**Data for this exercise**
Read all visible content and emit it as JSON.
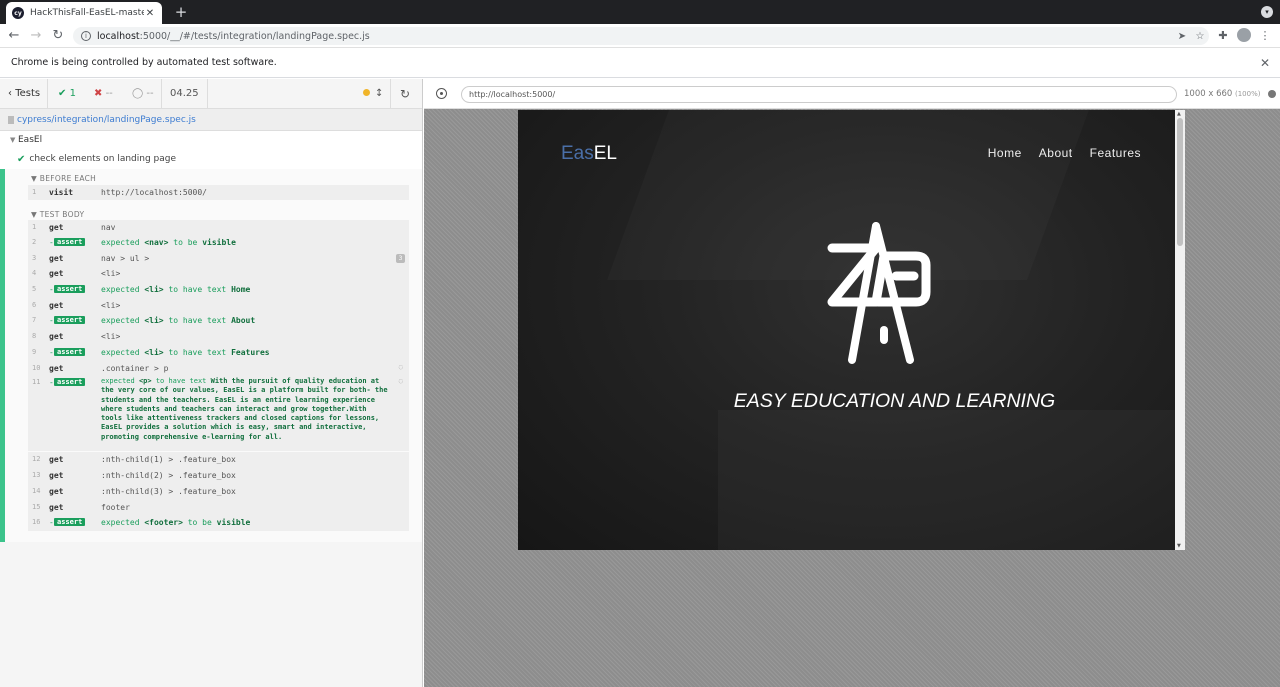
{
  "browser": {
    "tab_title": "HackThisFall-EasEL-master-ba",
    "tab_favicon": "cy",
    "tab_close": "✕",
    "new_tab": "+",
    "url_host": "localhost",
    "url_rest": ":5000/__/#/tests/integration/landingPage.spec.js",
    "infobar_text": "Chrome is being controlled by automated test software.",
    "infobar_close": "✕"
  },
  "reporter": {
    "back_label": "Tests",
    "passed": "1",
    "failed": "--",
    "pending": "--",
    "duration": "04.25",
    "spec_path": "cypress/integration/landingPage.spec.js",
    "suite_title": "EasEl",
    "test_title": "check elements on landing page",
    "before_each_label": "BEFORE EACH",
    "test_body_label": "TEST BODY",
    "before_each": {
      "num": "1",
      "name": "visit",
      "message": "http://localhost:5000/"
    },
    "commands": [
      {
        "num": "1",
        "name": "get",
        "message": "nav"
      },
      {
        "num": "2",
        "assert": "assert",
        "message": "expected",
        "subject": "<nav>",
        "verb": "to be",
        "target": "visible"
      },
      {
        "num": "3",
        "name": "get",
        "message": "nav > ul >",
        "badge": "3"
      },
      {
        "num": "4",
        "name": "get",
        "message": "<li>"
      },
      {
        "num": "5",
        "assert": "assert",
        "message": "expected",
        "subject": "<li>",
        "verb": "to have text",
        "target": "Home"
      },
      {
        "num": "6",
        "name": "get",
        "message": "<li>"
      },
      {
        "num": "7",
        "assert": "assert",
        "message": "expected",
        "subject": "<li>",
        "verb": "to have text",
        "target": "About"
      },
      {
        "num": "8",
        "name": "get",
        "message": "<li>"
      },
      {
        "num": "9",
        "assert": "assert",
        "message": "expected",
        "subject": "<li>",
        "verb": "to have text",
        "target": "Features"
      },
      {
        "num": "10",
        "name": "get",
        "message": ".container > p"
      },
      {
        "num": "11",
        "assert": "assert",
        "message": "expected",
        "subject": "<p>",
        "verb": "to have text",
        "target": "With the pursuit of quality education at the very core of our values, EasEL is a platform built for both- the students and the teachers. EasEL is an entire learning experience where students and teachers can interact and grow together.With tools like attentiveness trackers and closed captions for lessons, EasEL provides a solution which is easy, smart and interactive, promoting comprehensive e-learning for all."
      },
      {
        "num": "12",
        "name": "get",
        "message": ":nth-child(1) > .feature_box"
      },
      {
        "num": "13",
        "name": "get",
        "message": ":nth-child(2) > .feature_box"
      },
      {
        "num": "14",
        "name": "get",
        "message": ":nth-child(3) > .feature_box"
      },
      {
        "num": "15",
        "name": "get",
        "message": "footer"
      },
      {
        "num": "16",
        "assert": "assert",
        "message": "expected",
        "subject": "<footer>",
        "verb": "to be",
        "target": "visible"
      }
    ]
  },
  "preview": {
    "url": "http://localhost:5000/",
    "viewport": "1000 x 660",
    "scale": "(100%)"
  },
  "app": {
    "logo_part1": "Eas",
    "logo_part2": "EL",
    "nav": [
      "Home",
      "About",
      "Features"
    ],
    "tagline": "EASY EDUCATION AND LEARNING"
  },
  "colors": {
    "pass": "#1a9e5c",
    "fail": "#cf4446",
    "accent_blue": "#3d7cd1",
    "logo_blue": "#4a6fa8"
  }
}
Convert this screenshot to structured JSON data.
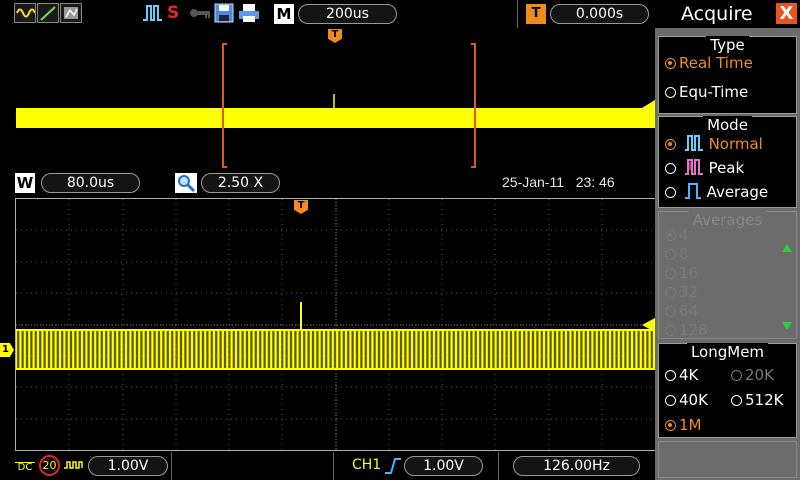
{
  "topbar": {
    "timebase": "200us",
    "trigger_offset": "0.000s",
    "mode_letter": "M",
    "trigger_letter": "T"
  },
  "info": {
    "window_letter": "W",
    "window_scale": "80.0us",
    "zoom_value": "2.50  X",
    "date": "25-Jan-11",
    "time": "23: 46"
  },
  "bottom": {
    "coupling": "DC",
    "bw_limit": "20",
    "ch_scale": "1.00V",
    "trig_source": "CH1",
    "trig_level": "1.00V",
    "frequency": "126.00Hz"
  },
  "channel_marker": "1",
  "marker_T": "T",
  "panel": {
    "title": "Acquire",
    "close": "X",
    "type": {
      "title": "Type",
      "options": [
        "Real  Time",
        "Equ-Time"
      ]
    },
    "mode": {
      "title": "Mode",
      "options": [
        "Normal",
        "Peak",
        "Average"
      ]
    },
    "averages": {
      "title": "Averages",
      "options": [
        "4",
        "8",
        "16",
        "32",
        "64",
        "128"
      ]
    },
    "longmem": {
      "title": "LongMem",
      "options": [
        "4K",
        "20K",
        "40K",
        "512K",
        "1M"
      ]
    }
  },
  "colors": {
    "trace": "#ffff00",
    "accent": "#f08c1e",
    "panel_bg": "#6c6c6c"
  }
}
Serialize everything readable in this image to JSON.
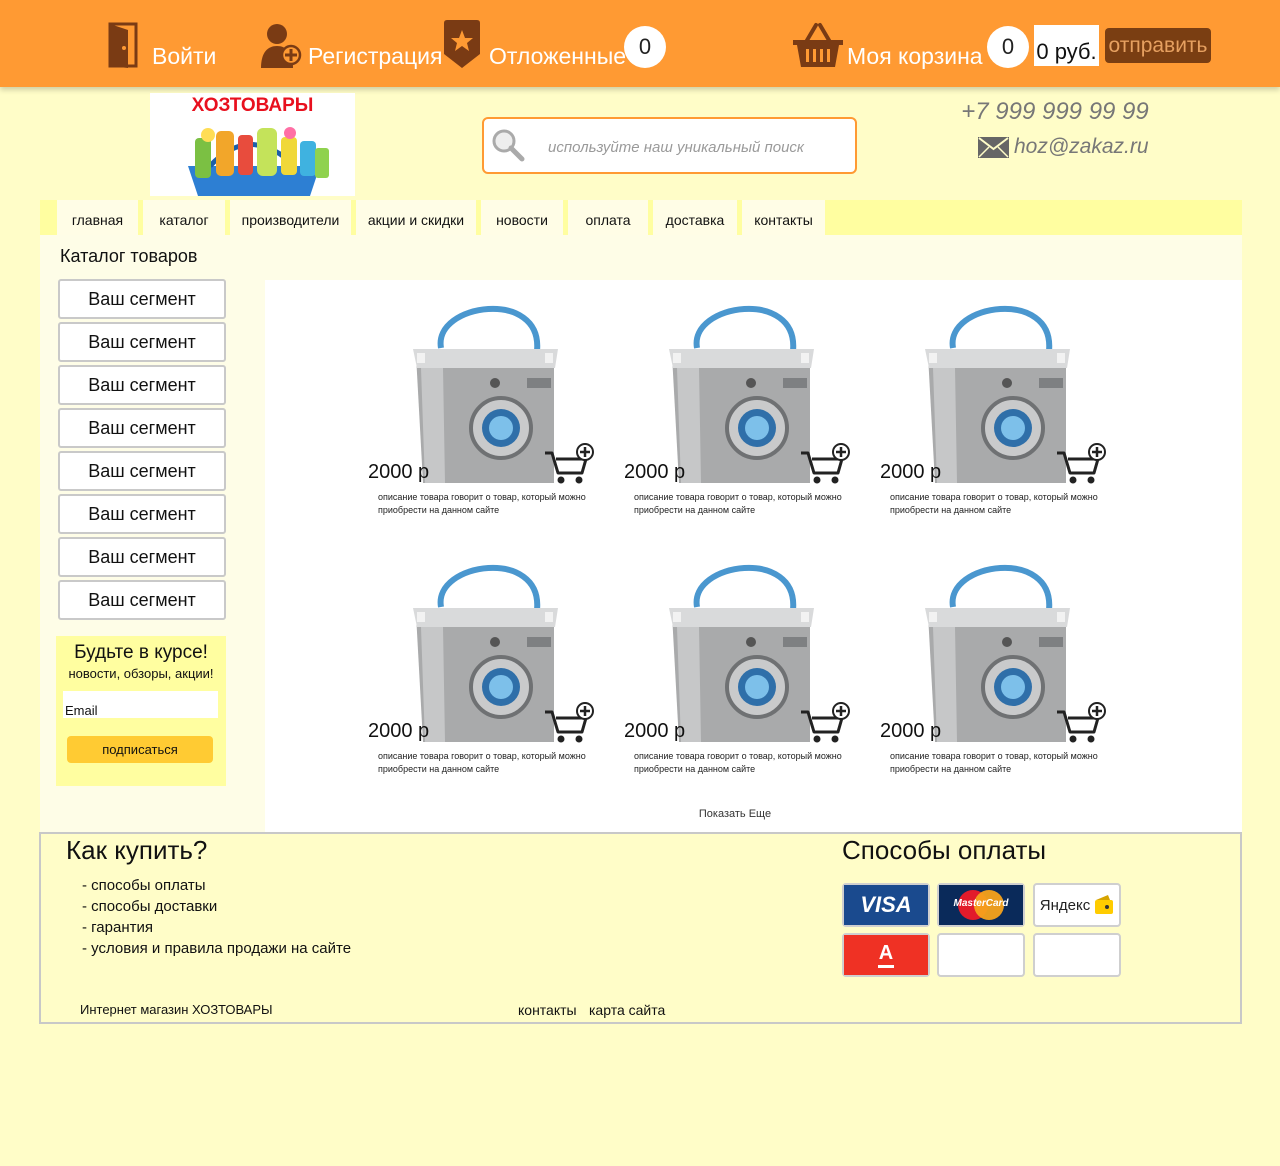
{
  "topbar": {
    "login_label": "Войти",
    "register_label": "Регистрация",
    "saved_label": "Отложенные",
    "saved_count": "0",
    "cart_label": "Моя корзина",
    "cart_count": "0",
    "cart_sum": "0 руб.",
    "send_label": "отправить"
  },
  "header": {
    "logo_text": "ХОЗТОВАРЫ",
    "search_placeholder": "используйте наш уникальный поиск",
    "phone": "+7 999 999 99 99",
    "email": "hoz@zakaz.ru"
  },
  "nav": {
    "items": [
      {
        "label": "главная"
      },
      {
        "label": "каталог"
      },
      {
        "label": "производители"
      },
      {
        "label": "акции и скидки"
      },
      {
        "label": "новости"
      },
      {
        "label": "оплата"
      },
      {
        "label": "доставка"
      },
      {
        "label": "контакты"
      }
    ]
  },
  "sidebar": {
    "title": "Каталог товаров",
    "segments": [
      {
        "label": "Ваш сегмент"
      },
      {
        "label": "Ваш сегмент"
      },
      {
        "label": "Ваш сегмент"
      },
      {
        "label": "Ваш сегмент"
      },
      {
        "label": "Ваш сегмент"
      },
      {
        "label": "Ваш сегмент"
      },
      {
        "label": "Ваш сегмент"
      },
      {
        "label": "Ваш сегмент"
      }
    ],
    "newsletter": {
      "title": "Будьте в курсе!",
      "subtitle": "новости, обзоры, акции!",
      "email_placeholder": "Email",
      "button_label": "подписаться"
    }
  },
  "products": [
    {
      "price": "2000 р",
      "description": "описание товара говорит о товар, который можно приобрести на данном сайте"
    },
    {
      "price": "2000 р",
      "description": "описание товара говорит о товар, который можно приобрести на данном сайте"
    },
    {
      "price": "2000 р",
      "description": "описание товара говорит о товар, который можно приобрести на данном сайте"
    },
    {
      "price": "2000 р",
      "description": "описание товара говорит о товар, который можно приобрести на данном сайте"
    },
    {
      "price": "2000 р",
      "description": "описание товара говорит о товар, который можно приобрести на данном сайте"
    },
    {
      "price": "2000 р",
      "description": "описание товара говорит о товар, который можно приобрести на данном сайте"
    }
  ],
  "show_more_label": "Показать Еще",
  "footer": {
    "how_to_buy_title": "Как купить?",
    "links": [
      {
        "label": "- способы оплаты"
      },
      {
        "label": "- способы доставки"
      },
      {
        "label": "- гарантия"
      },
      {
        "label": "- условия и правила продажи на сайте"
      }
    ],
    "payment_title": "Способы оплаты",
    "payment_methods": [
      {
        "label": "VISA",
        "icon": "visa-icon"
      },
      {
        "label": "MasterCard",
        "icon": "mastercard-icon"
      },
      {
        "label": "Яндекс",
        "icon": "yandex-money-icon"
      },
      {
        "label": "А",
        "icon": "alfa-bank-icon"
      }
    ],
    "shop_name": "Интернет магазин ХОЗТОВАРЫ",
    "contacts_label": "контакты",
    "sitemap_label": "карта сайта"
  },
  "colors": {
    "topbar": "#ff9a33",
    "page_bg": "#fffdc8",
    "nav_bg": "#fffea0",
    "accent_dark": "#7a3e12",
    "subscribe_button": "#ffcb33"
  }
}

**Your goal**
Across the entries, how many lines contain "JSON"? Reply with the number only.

**Response area**
3